The Basics of Long Term Disability Insurance
A long term disability insurance plan can be a great advantage to both employers and employees who work in dangerous fields. Basic workers’ compensation insurance alone is not generally enough in high risk workplaces. Unfortunately, some of these fields have high rates of disabling injuries that do not allow victims to continue working even after recovery.
If an employee is injured to the point that they are unable to work in their learned profession, long term disability can provide a degree of income replacement based on the type of plan he or she has. This can help employers to avoid personal injury lawsuits that usually end up costing far more than the monthly payment for long term injury insurance.
But long term disability insurance can be a bit confusing at times. For instance, many people cannot distinguish between long term disability and other types of insurance such as life, short term disability insurance and workers’ compensation.
The Purposes of Long Term and Short Term Disability Insurance
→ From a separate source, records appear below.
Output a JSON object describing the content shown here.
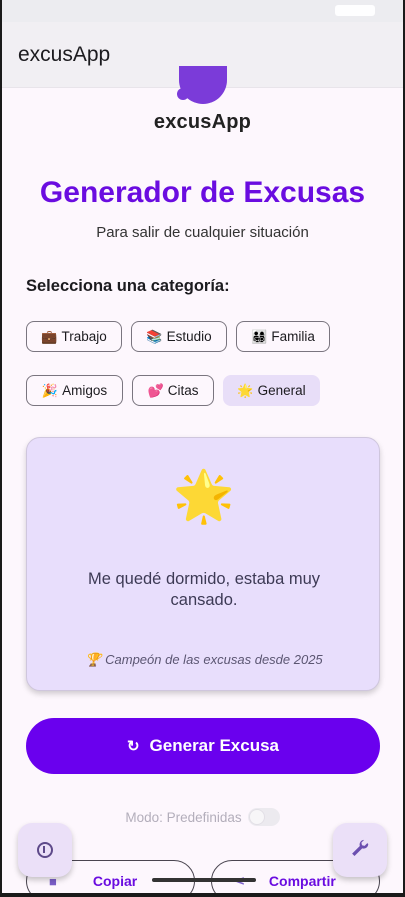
{
  "appbar": {
    "title": "excusApp"
  },
  "logo": {
    "text": "excusApp",
    "color": "#7b3bd9"
  },
  "header": {
    "title": "Generador de Excusas",
    "subtitle": "Para salir de cualquier situación",
    "title_color": "#6a0ce0"
  },
  "categories": {
    "heading": "Selecciona una categoría:",
    "items": [
      {
        "emoji": "💼",
        "label": "Trabajo",
        "selected": false
      },
      {
        "emoji": "📚",
        "label": "Estudio",
        "selected": false
      },
      {
        "emoji": "👨‍👩‍👧‍👦",
        "label": "Familia",
        "selected": false
      },
      {
        "emoji": "🎉",
        "label": "Amigos",
        "selected": false
      },
      {
        "emoji": "💕",
        "label": "Citas",
        "selected": false
      },
      {
        "emoji": "🌟",
        "label": "General",
        "selected": true
      }
    ]
  },
  "excuse_card": {
    "icon": "star-icon",
    "icon_glyph": "🌟",
    "text": "Me quedé dormido, estaba muy cansado.",
    "footer": "🏆 Campeón de las excusas desde 2025"
  },
  "generate_button": {
    "label": "Generar Excusa",
    "icon": "refresh-icon",
    "color": "#6a00ee"
  },
  "mode": {
    "label": "Modo: Predefinidas",
    "enabled": false
  },
  "bottom_actions": {
    "copy_label": "Copiar",
    "share_label": "Compartir"
  },
  "fabs": {
    "info_icon": "info-icon",
    "tools_icon": "wrench-icon"
  }
}
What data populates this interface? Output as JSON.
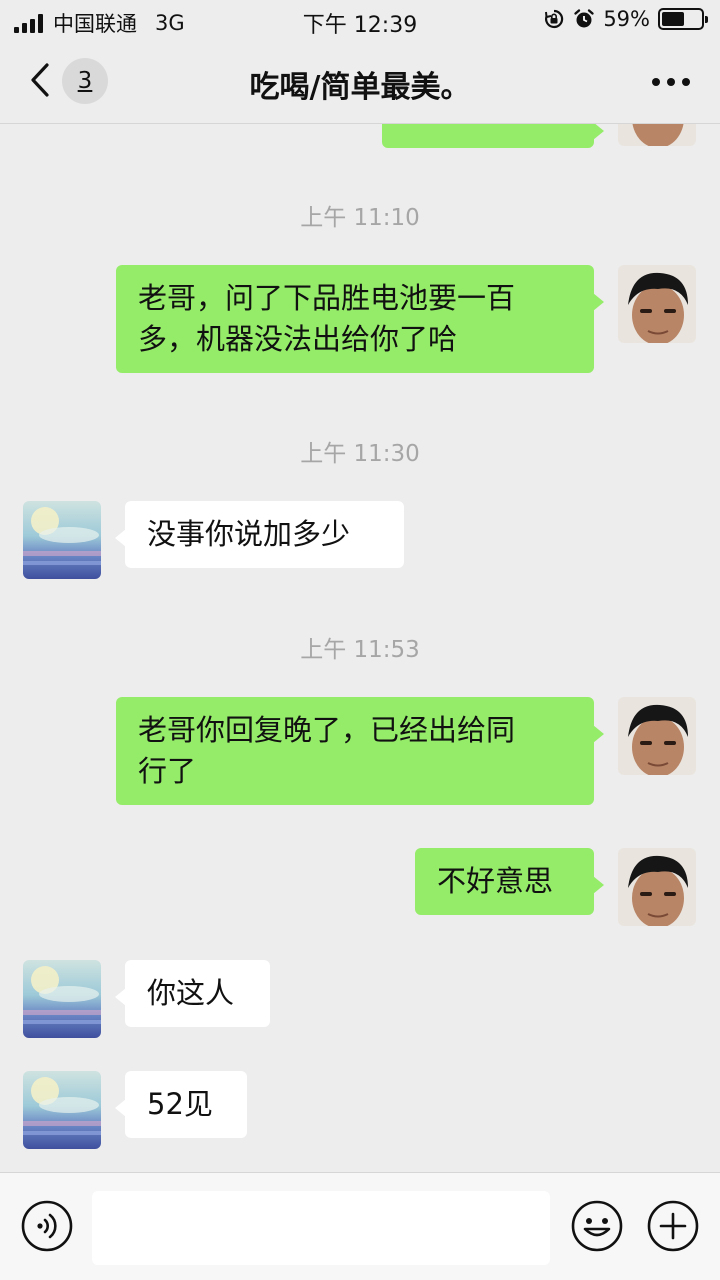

The difference between these two policies is that long term disability insurance is intended to help patients with permanent or long-lasting impairments. If an employee receives a disabling injury while on the job, they will need benefits for an extended period of time. In addition to ongoing bills for physical therapy and other treatments, they may not be able to earn their previous salary.
Unfortunately, long term disability insurance typically does not kick in for a good period of time. As an injured policyholder, you would need to prove that the injuries are going to persist over a relatively long period of time. Because of this, many employers opt to get short term disability insurance as well to cover the period before long term disability insurance kicks in.
Contact a Disability Attorney
If you would like to learn more about filing a long-term disability claim, or if you would like legal help and guidance while filing your LTD claim, then the Indiana long-term disability lawyers of Hankey Law Office can help. To speak with an attorney about your situation, contact us today at (800) 520-3633.